If you haven’t been by Chicago Union Station in a while, here’s your excuse to make the trip: The renovations are done.
Just in time for the landmark transportation hub to be reimagined with a new hotel, restaurants, and a sister skyscraper, Goettsch Partners has announced that work is complete on its renovation of the station’s current public areas, including the Great Hall. GP is also the hand crafting the skyscraper.
The Loop firm designed a three-year restoration program for Amtrak which included structural improvements, plumbing and plaster repair, and new lighting. The price tag of $22 million includes removing decades of paint, bringing the interior back to its original color.

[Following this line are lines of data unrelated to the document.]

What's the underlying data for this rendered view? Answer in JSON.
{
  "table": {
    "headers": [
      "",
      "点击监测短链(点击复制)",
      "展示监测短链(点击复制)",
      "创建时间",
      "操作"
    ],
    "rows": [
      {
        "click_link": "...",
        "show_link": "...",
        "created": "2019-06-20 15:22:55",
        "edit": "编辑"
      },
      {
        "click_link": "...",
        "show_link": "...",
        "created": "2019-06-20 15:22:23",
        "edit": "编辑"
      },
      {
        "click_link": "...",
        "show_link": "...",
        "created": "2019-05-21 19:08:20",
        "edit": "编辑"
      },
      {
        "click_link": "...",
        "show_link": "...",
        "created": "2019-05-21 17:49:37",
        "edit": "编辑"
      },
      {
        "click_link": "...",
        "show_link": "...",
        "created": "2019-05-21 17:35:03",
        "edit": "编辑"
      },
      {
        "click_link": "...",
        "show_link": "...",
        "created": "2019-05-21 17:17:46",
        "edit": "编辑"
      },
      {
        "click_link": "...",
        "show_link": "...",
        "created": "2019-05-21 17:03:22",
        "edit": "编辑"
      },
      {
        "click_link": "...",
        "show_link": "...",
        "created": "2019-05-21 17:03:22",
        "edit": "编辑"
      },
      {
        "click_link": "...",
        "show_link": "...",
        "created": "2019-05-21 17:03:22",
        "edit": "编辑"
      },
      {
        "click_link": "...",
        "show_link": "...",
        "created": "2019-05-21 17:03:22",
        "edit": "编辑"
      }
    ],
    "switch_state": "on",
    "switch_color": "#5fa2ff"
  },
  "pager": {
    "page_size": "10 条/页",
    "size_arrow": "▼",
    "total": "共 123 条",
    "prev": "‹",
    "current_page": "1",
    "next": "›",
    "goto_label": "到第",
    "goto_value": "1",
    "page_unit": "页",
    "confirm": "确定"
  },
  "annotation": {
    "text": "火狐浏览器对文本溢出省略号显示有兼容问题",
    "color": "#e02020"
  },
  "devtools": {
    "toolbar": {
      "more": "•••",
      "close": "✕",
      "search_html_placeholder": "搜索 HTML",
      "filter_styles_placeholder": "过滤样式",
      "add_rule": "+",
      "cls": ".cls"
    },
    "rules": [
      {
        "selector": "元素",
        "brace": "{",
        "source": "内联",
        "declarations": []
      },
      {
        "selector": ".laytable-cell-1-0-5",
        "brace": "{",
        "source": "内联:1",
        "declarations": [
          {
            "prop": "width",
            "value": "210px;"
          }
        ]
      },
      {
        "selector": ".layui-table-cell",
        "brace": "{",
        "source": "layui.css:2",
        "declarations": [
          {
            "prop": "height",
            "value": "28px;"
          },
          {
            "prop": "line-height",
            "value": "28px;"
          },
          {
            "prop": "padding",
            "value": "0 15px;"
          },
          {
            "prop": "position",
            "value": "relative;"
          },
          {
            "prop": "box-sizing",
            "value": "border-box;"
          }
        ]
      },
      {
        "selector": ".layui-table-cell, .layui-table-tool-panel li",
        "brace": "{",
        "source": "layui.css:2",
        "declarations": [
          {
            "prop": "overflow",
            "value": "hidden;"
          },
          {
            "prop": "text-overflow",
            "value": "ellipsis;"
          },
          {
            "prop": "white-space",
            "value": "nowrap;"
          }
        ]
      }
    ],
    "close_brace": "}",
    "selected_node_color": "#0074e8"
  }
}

You can see the biggest change when you look up. The massive glass canopy that covers the Great Hall has been restored, and preserved. Restored in that the wrought iron and glass were refurbished. Protected in that it’s no longer exposed to the elements.
The historic skylight was damaged by Chicago’s weather, so a new skylight arc was built five feet above it to modern standards. It will protect the historic 219-foot-long half pipe from further water damage.
If you’re wondering if two panes of glass instead of one made things dimmer, the answer is no. With the new steel arch’s 858 panes of glass, there is actually 50% more natural light in the great hall than before. At night, the station is illuminated by 24 newly restored chandeliers, and 27 new light fixtures that are period-accurate reproductions.
The team lead on this one was Leonard Koroski, who was also behind the restoration of the Wrigley Building and the Civic Opera Building.